Internal snapping of the psoas tendon is a frequently reported condition, especially in young adolescents involved in sports. It is defined as an increased tendon excursion over bony or soft tissue prominence causing local irritation and inflammation of the tendon leading to groin pain and often is accompanied by an audible snap. Due to the lack of detailed dynamic visualization means, the exact mechanism of the condition remains poorly understood and different theories have been postulated related to the etiology and its location about the hip. In the present study we simulated psoas tendon behavior in a virtual population of 40,000 anatomies and compared tendon movement during combined abduction, flexion and external rotation and back to neutral extension and adduction. At risk phenotyopes for tendon snapping were defined as the morphologies presenting with excess tendon movement. There were little differences in tendon movement between the male and female models. In both populations, abnormal tendon excursion correlated with changes in mainly the femoral anatomy (male r = 0.72, p < 0.001, female r = 0.66, p < 0.001): increased anteversion and valgus as well as a decreasing femoral offset and ischiofemoral distance. The observed combination of shape components correlating with excess tendon movement in essence presented with a medial positioning of the minor trochanter. This finding suggest that psoas snapping and ischiofemoral impingement are possibly two presentations of a similar underlying rotational dysplasia of the femur.

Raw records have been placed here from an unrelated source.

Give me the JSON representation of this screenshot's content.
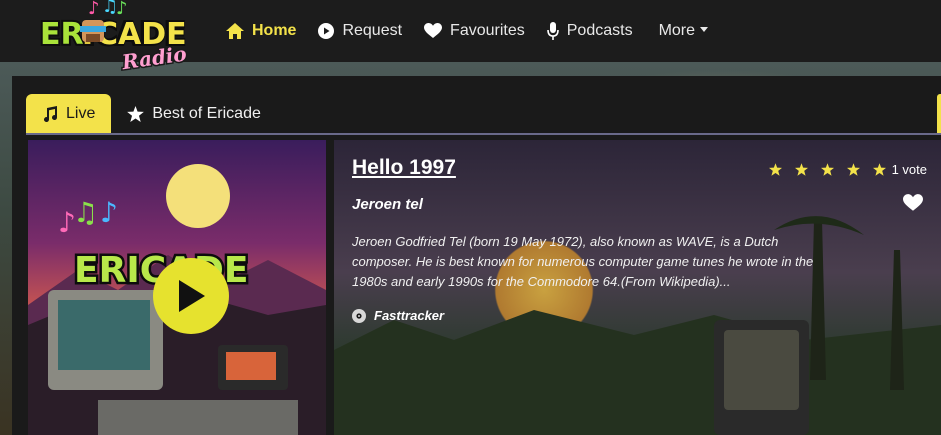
{
  "brand": {
    "logo_main": "ERICADE",
    "logo_sub": "Radio"
  },
  "nav": {
    "items": [
      {
        "label": "Home",
        "icon": "home-icon",
        "active": true
      },
      {
        "label": "Request",
        "icon": "play-circle-icon"
      },
      {
        "label": "Favourites",
        "icon": "heart-icon"
      },
      {
        "label": "Podcasts",
        "icon": "microphone-icon"
      },
      {
        "label": "More",
        "icon": "chevron-down-icon"
      }
    ]
  },
  "tabs": [
    {
      "label": "Live",
      "icon": "music-note-icon",
      "active": true
    },
    {
      "label": "Best of Ericade",
      "icon": "star-icon"
    }
  ],
  "cover": {
    "text": "ERICADE"
  },
  "track": {
    "title": "Hello 1997",
    "artist": "Jeroen tel",
    "description": "Jeroen Godfried Tel (born 19 May 1972), also known as WAVE, is a Dutch composer. He is best known for numerous computer game tunes he wrote in the 1980s and early 1990s for the Commodore 64.(From Wikipedia)...",
    "tracker": "Fasttracker",
    "rating": {
      "stars": 5,
      "votes_label": "1 vote"
    }
  },
  "colors": {
    "accent": "#f3e24a",
    "nav_bg": "#1c1c1c",
    "card_bg": "#1a1a1a"
  }
}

External DOI: https://doi.org/10.3389/fbioe.2020.00264
This record's URL: https://www.repository.cam.ac.uk/handle/1810/305414
Attribution 4.0 International
Licence URL: https://creativecommons.org/licenses/by/4.0/